  3. Identify at least one cultural advancement in human understanding of the sky.

Pre-visit Activities

  1. Download the monthly star chart from our website at Encourage students to locate the constellations and any planets visible in the evening sky.
  2. Have the students read myths or stories involving the constellations. Encourage them to find early explanations for what the stars were, the Milky Way, aurora, comets, the cause of day and night or the seasons, and other astronomical phenomena.
  3. Ask students to describe the typical lifecycle of different types of stars: the Sun, star cluster, black hole, etc. How do they think the Sun will die?
  4. Observe the Sun using safe, non-direct methods such as pinhole projection, telescope projection, or a sunspotter.

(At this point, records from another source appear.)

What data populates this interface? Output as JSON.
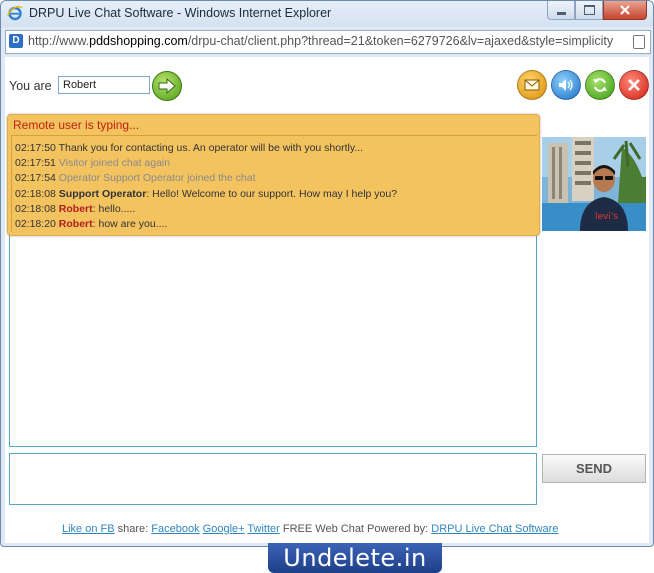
{
  "window": {
    "title": "DRPU Live Chat Software - Windows Internet Explorer",
    "url_prefix": "http://www.",
    "url_domain": "pddshopping.com",
    "url_rest": "/drpu-chat/client.php?thread=21&token=6279726&lv=ajaxed&style=simplicity"
  },
  "header": {
    "you_are_label": "You are",
    "name_value": "Robert"
  },
  "chat": {
    "typing_status": "Remote user is typing...",
    "messages": [
      {
        "time": "02:17:50",
        "sender": "",
        "text": "Thank you for contacting us. An operator will be with you shortly..."
      },
      {
        "time": "02:17:51",
        "sender": "",
        "text": "Visitor joined chat again"
      },
      {
        "time": "02:17:54",
        "sender": "",
        "text": "Operator Support Operator joined the chat"
      },
      {
        "time": "02:18:08",
        "sender": "Support Operator",
        "text": ": Hello! Welcome to our support. How may I help you?"
      },
      {
        "time": "02:18:08",
        "sender": "Robert",
        "text": ": hello....."
      },
      {
        "time": "02:18:20",
        "sender": "Robert",
        "text": ": how are you...."
      }
    ]
  },
  "composer": {
    "send_label": "SEND"
  },
  "footer": {
    "like_fb": "Like on FB",
    "share_label": " share: ",
    "facebook": "Facebook",
    "google": "Google+",
    "twitter": "Twitter",
    "powered_text": " FREE Web Chat Powered by: ",
    "drpu_link": "DRPU Live Chat Software"
  },
  "watermark": {
    "text": "Undelete.in"
  },
  "colors": {
    "typing_panel": "#f3c360",
    "typing_text": "#c0200f",
    "user_name": "#b01e1e",
    "link": "#2f86bd",
    "border_blue": "#5aa6c7"
  }
}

Post-Visit Activities

  1. Based on the information from the show, ask students to briefly describe the typical steps in a star’s lifecycle.
  2. Have the students investigate solar topics such as sunspots, the solar cycle, flares and prominences, and how the Sun affects climate on Earth. This activity could also be expanded to include seasons, weather patterns, magnetic fields, CMEs, etc.
  3. Present and explore the Hertzsprung-Russell (H-R) diagram and how it graphically illustrates the different types and lives of stars.
  4. Have students investigate the different classes of stars: O, B, A, F ,G, K, M, R, N. How are these stars different from one another?
  5. What are the prospects of different classes of stars having planets? If they had planets, how would life have to develop and adapt to survive under different environmental conditions?
  6. An armada of spacecraft has been launched to study the Sun. Have students research various missions such as SOHO, TRACE, STEREO, Ulysses, Hinode, and others.


  • black hole
  • constellation
  • core
  • electromagnetic spectrum
  • galaxy
  • gamma rays
  • globular star cluster
  • gravity
  • Great Orion Nebula
  • Milky Way
  • nebula
  • nuclear fusion reactions
  • pulsar
  • radio telescope
  • radio waves
  • red giant star
  • spectrum
  • supernova
  • telescope
  • ultraviolet
  • x-rays
  • yellow dwarf star